Ashley thought they would call again sometime but avoid names entirely. And when that happened, Ashley mentioned to them that it wasn’t okay to do that either – and then ended the call. Other than calling her dad for his birthday, Ashley didn’t talk to her parents at all over the next several months.
Thanksgiving was approaching, and she started to worry that staying with her parents might end up being a four-day stretch of being called anything but her name. She thought she could handle that behavior for one meal, but made plans to stay with other (more supportive) nearby relatives for the rest of the time.
She told her parents about her tentative plans to stay somewhere else, but included the offer to stay with them if they’d call her by her name.
Ashley’s parents replied a few days later and astounded Ashley by starting their email with, “Hi Ashley”! And while the rest of their email seemed to backtrack a little from their enthusiastic opening, Ashley wondered whether this might hint at some movement on their end.
There’s more to the story, but it’d better to hear Ashley tell it.
(Ashley’s nail polish in this episode is Deutsche You Want Me Baby from OPI. We aren’t being paid to say this — just thought maybe you’d like to know.)
October 1st, 2013
I haven’t talked with either of my parents since July 18 when I ended a call after my dad wouldn’t call me by my name. Up until then, I’d usually talk to one parent or the other every three or four days, so it’s been a bit of an adjustment to go over two months without talking to either of them.

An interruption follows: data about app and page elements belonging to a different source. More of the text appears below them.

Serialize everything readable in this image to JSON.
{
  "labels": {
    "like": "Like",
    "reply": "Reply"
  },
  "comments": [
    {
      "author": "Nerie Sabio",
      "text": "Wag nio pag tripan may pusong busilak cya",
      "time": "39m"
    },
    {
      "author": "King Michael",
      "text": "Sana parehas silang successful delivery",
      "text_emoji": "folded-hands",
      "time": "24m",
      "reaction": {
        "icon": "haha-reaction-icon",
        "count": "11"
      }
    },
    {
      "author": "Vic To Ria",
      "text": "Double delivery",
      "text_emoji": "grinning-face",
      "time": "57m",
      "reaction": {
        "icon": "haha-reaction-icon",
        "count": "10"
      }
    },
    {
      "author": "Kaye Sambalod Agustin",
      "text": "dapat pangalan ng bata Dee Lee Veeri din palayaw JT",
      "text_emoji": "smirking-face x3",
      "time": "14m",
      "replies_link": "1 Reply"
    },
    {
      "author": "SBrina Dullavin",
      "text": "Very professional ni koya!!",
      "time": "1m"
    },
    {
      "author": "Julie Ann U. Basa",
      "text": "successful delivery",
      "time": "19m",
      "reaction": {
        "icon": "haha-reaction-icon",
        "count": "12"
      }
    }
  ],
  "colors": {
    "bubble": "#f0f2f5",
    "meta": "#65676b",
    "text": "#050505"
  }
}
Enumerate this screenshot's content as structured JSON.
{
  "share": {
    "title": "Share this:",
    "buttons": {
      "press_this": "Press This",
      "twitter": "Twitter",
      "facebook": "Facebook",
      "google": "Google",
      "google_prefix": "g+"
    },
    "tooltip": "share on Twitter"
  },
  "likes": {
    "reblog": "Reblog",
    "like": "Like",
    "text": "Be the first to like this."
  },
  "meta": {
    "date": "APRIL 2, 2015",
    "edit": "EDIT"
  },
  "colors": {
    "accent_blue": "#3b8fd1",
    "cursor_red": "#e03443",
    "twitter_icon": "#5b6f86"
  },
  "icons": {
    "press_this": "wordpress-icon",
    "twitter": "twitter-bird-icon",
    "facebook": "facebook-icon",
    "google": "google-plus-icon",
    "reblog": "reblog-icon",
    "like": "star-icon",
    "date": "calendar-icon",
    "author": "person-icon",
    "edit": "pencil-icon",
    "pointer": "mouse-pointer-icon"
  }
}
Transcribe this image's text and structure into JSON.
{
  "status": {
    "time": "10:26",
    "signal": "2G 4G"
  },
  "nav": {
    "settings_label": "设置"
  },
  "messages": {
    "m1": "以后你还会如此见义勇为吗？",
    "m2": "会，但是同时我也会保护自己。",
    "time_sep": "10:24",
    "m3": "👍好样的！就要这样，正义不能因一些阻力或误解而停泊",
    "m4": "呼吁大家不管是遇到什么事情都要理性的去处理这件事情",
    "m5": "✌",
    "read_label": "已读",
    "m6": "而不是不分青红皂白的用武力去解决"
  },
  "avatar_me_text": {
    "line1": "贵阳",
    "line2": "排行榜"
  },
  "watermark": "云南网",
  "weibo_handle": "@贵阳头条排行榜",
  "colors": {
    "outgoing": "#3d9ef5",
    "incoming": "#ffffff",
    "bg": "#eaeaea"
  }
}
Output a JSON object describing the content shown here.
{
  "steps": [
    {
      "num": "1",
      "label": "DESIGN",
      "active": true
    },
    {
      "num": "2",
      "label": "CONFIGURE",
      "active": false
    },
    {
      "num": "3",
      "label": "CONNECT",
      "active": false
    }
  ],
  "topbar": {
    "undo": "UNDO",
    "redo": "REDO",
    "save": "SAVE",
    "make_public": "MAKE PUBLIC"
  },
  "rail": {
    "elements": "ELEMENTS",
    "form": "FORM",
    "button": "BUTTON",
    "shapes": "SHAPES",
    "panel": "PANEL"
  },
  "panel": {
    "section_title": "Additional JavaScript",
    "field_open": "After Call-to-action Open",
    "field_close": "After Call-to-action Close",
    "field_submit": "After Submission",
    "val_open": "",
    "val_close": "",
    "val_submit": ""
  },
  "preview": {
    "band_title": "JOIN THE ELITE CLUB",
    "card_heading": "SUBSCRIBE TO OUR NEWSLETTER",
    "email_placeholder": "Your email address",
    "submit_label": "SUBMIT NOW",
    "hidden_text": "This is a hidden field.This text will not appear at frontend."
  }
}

It so happens that today is my dad’s birthday, and although he and I still have our differences, I figured that I’d give him a call—I wasn’t sure if it might be awkward, but he’s still my old man, for Pete’s sake. I sort of thought of it like how some opposing soldiers would put down their arms on Christmas day and share a meal together.
I just got off the phone with him, and the call was somewhat surreal—our chat had many of the same conversational cues as if everything were fine, but I think we both knew that wasn’t really the case.
As the call was wrapping up, my dad asked if I had any travel plans coming up. Since I’m not working—and unlikely to spend money on travel for the heck of it—I think that was my dad’s way of asking whether I’d be coming to visit for Thanksgiving. At first I was reluctant to answer, seeing as though I didn’t want to rain on my dad’s birthday call, but I finally said,
ME: “I don’t have any travel coming up in the next few weeks… but I suppose Thanksgiving is coming up in November too. And I think I’d like to come for Thanksgiving. If you were to call me Ashley, I’d love to stay with you at the house. Or if not, I may book a room at a nearby hotel or stay with someone else.”
“So how are things going with the job hunt?”
Sometimes I wish my dad would set aside his stiff-upper-lip routine and tell me how he feels. Granted, a birthday call probably wouldn’t be the right context to get into a full discussion, but even a sentence or two of his thoughts would have been nice to hear.
July 18th, 2013
My dad called me just now, and I had a hunch he might try to carry on a conversation while avoiding all names and nicknames for me entirely.
(The last time that my dad called me “Snooks” over the phone, I ended the call. So I wasn’t surprised that he might try to find another “loophole” to try to call me without actually having to use my name.)
Sure enough, he plowed ahead with his plan:
ME: “Hi, this is Ashley.”
DAD: “Hi. How are you?”
ME: “Hi Dad. I can see what you’re doing there. And that’s not okay either. I’d like you to call me by my name.”
DAD: “We’ve discussed this.
“So how has your week been going?”
ME: “Dad, we can talk more about this when you’re ready to call me by my name. Goodbye.”
This time around, I didn’t offer a one-one-thousand grace period before I said goodbye—I was so sick of the “We’ve discussed this” bullshit that I just wanted to get off the phone as soon as possible.
Oh, and for anyone curious, the call lasted 31 seconds.